The number of deaths on UAE roads fell by two thirds in the space of a decade, a new study found.
Tighter traffic regulations, awareness campaigns and improvements in vehicle safety were cited as key to the “remarkable” drop in fatalities from 2010 to 2019.
Research by Injury Prevention, a peer-reviewed publication by the British Medical Journal, revealed the country's fatality rate from road traffic injuries fell from 10 per 100,000 people in 2010 to 7.4 in 2015 and 3.5 in 2019. Researchers used official figures in their analysis.
The study’s authors, from the College of Medical and Health Sciences at UAE University in Al Ain, said the results “indicate the effectiveness” of measures to improve road safety.
“These measures effectively helped to curb speedy driving, tailgating, cell phone use and other forms of careless driving, and to reduce the magnitude and severity of RTI in the UAE,” they wrote.
The study shows that not only that road death rates in the UAE fallen heavily, but also the numbers of people who were injured but survived.
The non-fatal injury rate was 92.5 per 100,000 people in 2010, 75.2 per 100,000 in 2015 and 40.9 per 100,000 in 2019.
Road safety is a national priority
Thomas Edelmann, managing director of Road Safety UAE, said the fall in death rates was “quite remarkable”.
“The UAE government takes the matter very seriously,” he said. “In the ‘UAE Vision 2021’ a target of three fatalities per 100,000 population was announced, which was a catalyst for many government entities and other stakeholders to put in massive efforts to try to reach this.”
The reduction in death rates came, he said, at a time of “massive efforts” to improve safety by the UAE government, vehicle suppliers, media and initiatives such as his.
Laws around road safety were tightened in 2007 and 2017, with the latter year seeing the introduction of the black points system, under which a person can be banned from driving if they accumulate sufficient points from violations.
Rules around seat belts, using a mobile phone while driving, reckless driving, ignoring traffic lights and driving under the influence of drugs or alcohol have all been strengthened, with violators risking punishments including fines and, for some offences, jail time on top of black points.
Other improvements, Mr Edelmann said, came from the emergency services, through more resources and better response times.
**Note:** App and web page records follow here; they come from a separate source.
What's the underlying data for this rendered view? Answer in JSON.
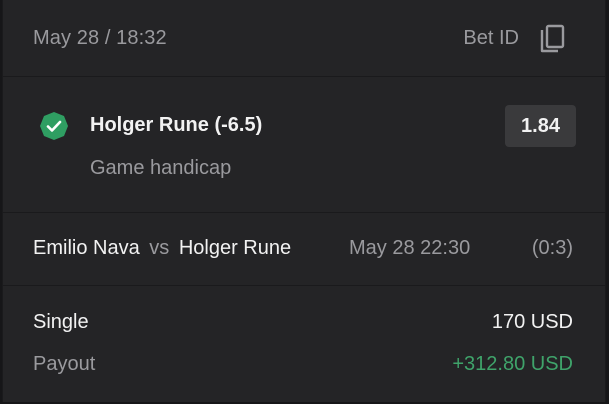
{
  "header": {
    "date_time": "May 28 / 18:32",
    "bet_id_label": "Bet ID",
    "copy_icon": "copy-icon"
  },
  "selection": {
    "status_icon": "check-shield-icon",
    "status_color": "#2f9e62",
    "title": "Holger Rune (-6.5)",
    "market": "Game handicap",
    "odds": "1.84"
  },
  "match": {
    "player1": "Emilio Nava",
    "vs": "vs",
    "player2": "Holger Rune",
    "datetime": "May 28 22:30",
    "score": "(0:3)"
  },
  "summary": {
    "bet_type": "Single",
    "stake": "170 USD",
    "payout_label": "Payout",
    "payout_value": "+312.80 USD",
    "payout_color": "#3fa36a"
  }
}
Better road infrastructure, education and data were also made a contribution, he added.
Figures provided by Road Safety UAE indicate that the fatality rate per 100,000 vehicles in the UAE fell from 100 in 2006, to 57 in 2010, 32 in 2015 and just 11 in 2021. This data suggests that death rates per vehicle have, in 15 years, dropped nearly 90 per cent.
Fostering a better driving culture
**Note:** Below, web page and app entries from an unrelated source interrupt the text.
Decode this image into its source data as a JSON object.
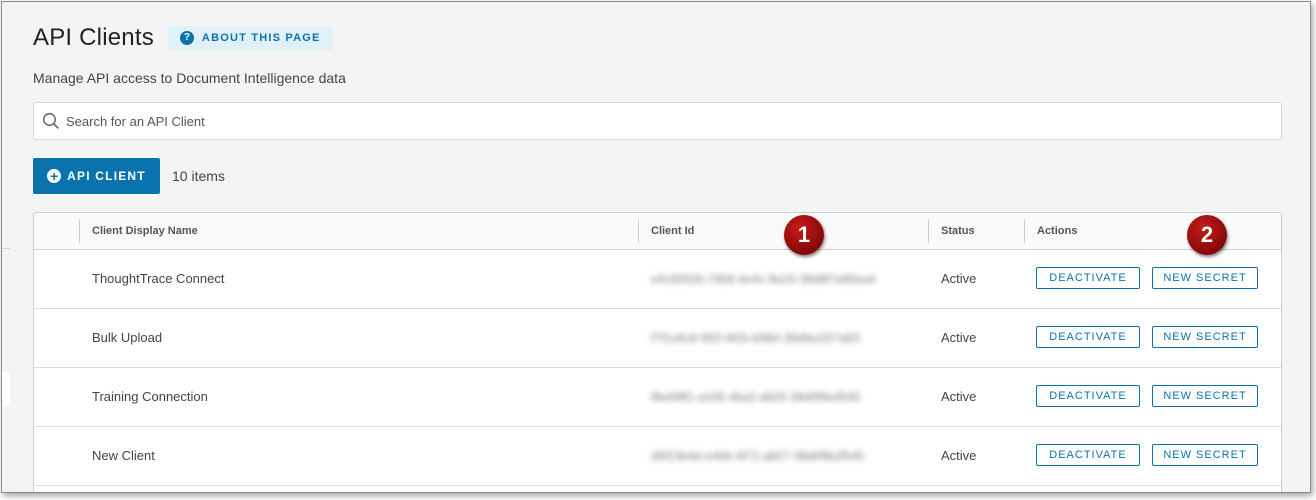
{
  "header": {
    "title": "API Clients",
    "about_label": "ABOUT THIS PAGE",
    "about_icon": "?",
    "subtitle": "Manage API access to Document Intelligence data"
  },
  "search": {
    "placeholder": "Search for an API Client",
    "value": ""
  },
  "toolbar": {
    "add_label": "API CLIENT",
    "add_icon": "+",
    "count": "10 items"
  },
  "table": {
    "columns": [
      "Client Display Name",
      "Client Id",
      "Status",
      "Actions"
    ],
    "rows": [
      {
        "name": "ThoughtTrace Connect",
        "client_id": "e4c8302b-7d58-4e4c-9a15-38d8f7a90ea4",
        "status": "Active",
        "deactivate": "DEACTIVATE",
        "new_secret": "NEW SECRET"
      },
      {
        "name": "Bulk Upload",
        "client_id": "f7f1e6c8-9f2f-4f2b-b98d-38d8a1f27a63",
        "status": "Active",
        "deactivate": "DEACTIVATE",
        "new_secret": "NEW SECRET"
      },
      {
        "name": "Training Connection",
        "client_id": "f8a48ff1-a2d5-4ba2-a820-38d0f8a3545",
        "status": "Active",
        "deactivate": "DEACTIVATE",
        "new_secret": "NEW SECRET"
      },
      {
        "name": "New Client",
        "client_id": "d5f23b4d-e40b-4f72-a827-38d0f8a3545",
        "status": "Active",
        "deactivate": "DEACTIVATE",
        "new_secret": "NEW SECRET"
      }
    ]
  },
  "markers": [
    "1",
    "2"
  ],
  "colors": {
    "accent": "#0a72ad",
    "accent_light": "#e1f1fa",
    "marker": "#8b0a0a",
    "page_bg": "#f4f4f4"
  }
}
While saying that the various statistics on road safety “are great testimony” to how the country’s roads have become safer, Mr Edelmann said the challenge remains “the composition of the UAE road users”, who mostly come from the Arab world, Indian subcontinent, other parts of Asia and the West.
“We all come with different driving cultures and it seems not to melt together properly in terms of creating a UAE safety-orientated road culture,” he said. “We still observe more driving against each other rather than driving with each other.
“About 50 per cent of fatalities are caused by young drivers aged 18 to 30 and this segment needs a strong focus.”
Further improvements could come, he suggested, from “surprise” road safety monitoring, rather than just fixed radar speed checks, along with average speed checks, and the mandatory inclusion of road safety in the school curriculum.
Previous research indicated that poor road safety practice was a major factor in deaths and serious injuries in the country.
A 2013 study of road accident victims, also by UAE University researchers, found that 98 per cent of passengers killed or hospitalised for more than 24 hours were not wearing a seat belt.
Ministry of Interior statistics show the 381 road deaths in the UAE last year was up on the 2020 figure of 256, but that number is likely to have been low because the pandemic reduced traffic levels.